Records from a data source
Segment Open

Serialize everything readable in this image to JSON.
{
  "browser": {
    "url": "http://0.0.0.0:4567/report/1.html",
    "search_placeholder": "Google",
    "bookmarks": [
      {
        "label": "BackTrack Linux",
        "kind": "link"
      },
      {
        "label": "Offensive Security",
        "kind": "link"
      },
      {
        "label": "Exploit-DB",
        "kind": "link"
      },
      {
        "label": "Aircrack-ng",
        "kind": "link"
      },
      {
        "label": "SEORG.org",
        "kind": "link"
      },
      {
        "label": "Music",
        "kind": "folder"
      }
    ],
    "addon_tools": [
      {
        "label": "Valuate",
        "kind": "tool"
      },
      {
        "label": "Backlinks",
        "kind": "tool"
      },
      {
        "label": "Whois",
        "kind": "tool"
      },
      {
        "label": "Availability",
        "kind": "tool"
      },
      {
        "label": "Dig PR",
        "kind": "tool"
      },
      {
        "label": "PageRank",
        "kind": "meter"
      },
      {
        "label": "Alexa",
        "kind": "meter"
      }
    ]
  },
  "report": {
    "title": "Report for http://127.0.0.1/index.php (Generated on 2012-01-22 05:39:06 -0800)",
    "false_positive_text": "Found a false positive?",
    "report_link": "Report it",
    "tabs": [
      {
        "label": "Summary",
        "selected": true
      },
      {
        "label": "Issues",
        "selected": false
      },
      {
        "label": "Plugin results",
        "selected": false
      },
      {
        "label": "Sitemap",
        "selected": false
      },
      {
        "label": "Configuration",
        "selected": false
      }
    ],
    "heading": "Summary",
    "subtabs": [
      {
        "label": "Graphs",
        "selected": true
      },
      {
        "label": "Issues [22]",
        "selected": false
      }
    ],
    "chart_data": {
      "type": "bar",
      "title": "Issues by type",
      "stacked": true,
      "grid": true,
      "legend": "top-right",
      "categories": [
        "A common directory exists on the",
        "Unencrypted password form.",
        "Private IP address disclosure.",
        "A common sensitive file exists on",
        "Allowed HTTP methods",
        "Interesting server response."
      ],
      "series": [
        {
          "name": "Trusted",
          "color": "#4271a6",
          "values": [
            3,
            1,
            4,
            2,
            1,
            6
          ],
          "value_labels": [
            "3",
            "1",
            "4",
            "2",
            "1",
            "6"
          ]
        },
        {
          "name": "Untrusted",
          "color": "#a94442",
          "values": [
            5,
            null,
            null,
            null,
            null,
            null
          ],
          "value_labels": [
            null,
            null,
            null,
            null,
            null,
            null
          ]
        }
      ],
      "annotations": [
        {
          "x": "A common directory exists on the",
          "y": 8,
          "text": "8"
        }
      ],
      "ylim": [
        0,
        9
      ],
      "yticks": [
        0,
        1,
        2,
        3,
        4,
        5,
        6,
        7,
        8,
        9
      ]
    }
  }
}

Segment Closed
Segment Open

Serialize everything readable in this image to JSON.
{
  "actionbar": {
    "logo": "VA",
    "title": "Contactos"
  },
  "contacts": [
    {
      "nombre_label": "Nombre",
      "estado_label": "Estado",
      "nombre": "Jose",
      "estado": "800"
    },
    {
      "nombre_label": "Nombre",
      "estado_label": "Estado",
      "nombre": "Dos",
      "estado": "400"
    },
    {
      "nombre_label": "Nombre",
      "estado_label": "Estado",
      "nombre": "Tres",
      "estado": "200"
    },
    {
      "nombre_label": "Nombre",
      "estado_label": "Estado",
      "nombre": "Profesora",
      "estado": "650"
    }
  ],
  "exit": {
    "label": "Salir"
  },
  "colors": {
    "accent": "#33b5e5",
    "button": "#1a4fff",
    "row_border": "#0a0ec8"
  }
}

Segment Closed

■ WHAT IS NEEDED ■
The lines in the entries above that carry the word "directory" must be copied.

■ RESPONSE FOR THIS EXERCISE ■
        "A common directory exists on the",
          "x": "A common directory exists on the",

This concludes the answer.